(Beginning of STUDY MATERIAL)
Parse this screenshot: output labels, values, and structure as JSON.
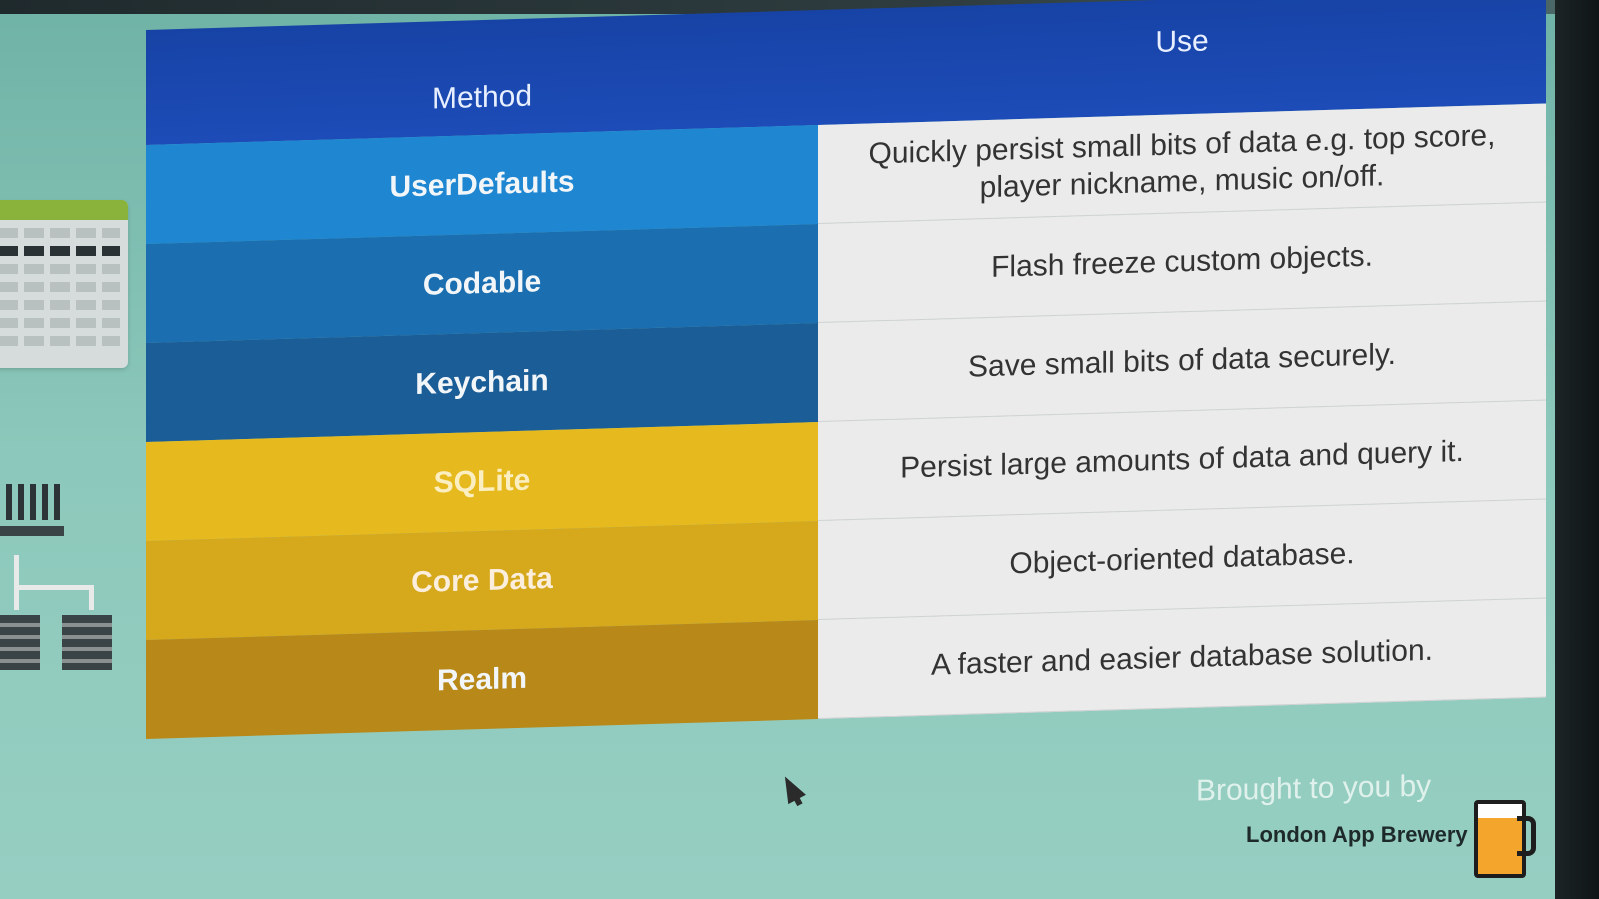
{
  "table": {
    "header": {
      "method": "Method",
      "use": "Use"
    },
    "rows": [
      {
        "method": "UserDefaults",
        "use_line1": "Quickly persist small bits of data e.g. top score,",
        "use_line2": "player nickname, music on/off."
      },
      {
        "method": "Codable",
        "use_line1": "Flash freeze custom objects.",
        "use_line2": ""
      },
      {
        "method": "Keychain",
        "use_line1": "Save small bits of data securely.",
        "use_line2": ""
      },
      {
        "method": "SQLite",
        "use_line1": "Persist large amounts of data and query it.",
        "use_line2": ""
      },
      {
        "method": "Core Data",
        "use_line1": "Object-oriented database.",
        "use_line2": ""
      },
      {
        "method": "Realm",
        "use_line1": "A faster and easier database solution.",
        "use_line2": ""
      }
    ]
  },
  "footer": {
    "brought_by": "Brought to you by",
    "brand": "London App Brewery"
  },
  "colors": {
    "header": "#1d4cb8",
    "userdefaults": "#1f87d2",
    "codable": "#1b6fb0",
    "keychain": "#1b5d96",
    "sqlite": "#e6ba1f",
    "coredata": "#d6a81c",
    "realm": "#b88818",
    "background": "#8cc8bb"
  },
  "icons": {
    "spreadsheet": "spreadsheet-illustration",
    "server": "server-illustration",
    "network": "network-tree-illustration",
    "logo": "beer-mug-logo",
    "cursor": "mouse-pointer"
  }
}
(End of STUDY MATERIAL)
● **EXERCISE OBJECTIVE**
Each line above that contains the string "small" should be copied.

● **PROBLEM SOLUTION**
        "use_line1": "Quickly persist small bits of data e.g. top score,",
        "use_line1": "Save small bits of data securely.",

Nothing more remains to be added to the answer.